AFSC's Tim Franzen attaches a sign at the Higher Ground Church in Atlanta. Photo: Steve Osborne
In January, AFSC staff and Occupy Atlanta organizers mobilized to prevent the eviction of the congregation of the 108-year-old Higher Ground Empowerment Center, a church in the Vine City neighborhood.
That victory helped spur Occupy organizers nationwide to create Occupy Our Homes, which is fighting against wrongful home foreclosures and evictions. It was also the start of a series of successes protecting people’s rights to housing and free speech.
Hundreds Converge upon the Carolina Theater in Downtown Greensboro, NC on March 14, 2012
by Victor Lopez, Intern - AFSC Office of the Carolinas
GREENSBORO, NC - March 14--Drum beats and chanting filled the air as dozens of protesters marched from Washington Street to their final destination at The Carolina Theater, in Greensboro, NC on March 14, 2012.
There they converged with an eager crowd of supporters to celebrate the premier of a locally produced short film, “Let’s Lose Our House: A Modern Foreclosure Tale.”

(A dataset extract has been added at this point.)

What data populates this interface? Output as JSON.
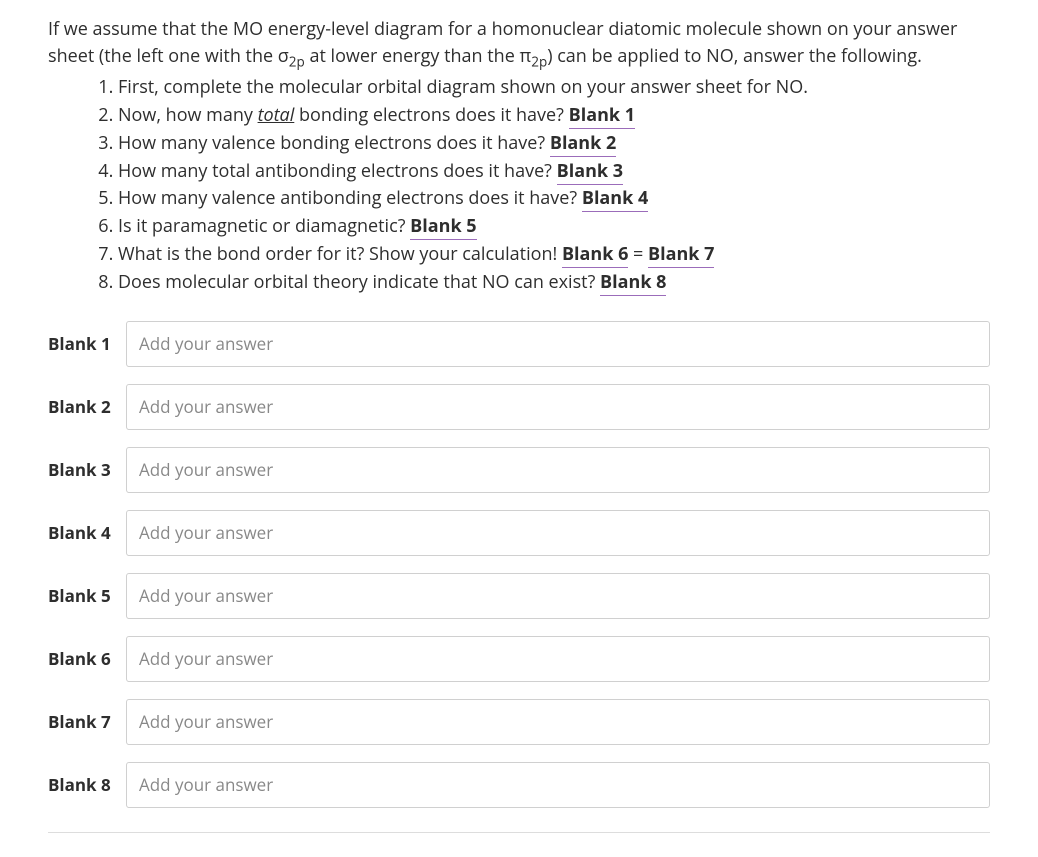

Kalimah Dunwell speaks during a No One Leaves vigil outside her home.
What do foreclosure prevention, civil rights activism, and youth leadership have in common? Residents of Western Massachusetts will have the chance to find out on Monday, January 16, when AFSC hosts its 28th annual Martin Luther King, Jr. Day celebration in Northampton, MA.
Among the speakers will be 14 year old Kalimah Dunwell. When Kalimah’s parents lost the jobs they’d held for years, they also lost their home to foreclosure last year. After several months of unemployment, they both found work, but it seemed too late. The bank was ready to evict them.
Bank of America is taking people’s homes through illegal and fraudulent foreclosure proceedings. At its core, the mortgage crisis was created by big banks playing fast and loose with our housing- we’re here to take it back and foreclose on the very institutions that would put us out of our homes! Rally for a moratorium to end all foreclosures. Bank of America on Green Valley Road.
The April issue of Street Spirit is now out, on the streets and as a PDF on this website. Sally Hindman, Sue Halpern, and Carol Denney write about Berkeley's responses to our homeless residents. Linda Carson and AFSC staff Eric Moon on budget priorities in Sacramento, Whitney Gent and AFSC's Sandra Schwartz on priorities in Washington DC. David Hartsough reviews Maxine Kaufman-Lacusta's Refusing to Be Enemies. And articles by Michael Hubman, Norman Solomon, Judy Andreas, and T.J. Johnston, plus poetry.
AFSC is a Quaker organization devoted to service, development, and peace programs throughout the world. Our work is based on the belief in the worth of every person, and faith in the power of love to overcome violence and injustice. Learn more
Where we work
AFSC has office around the world. To see a complete list see the Where We Work page.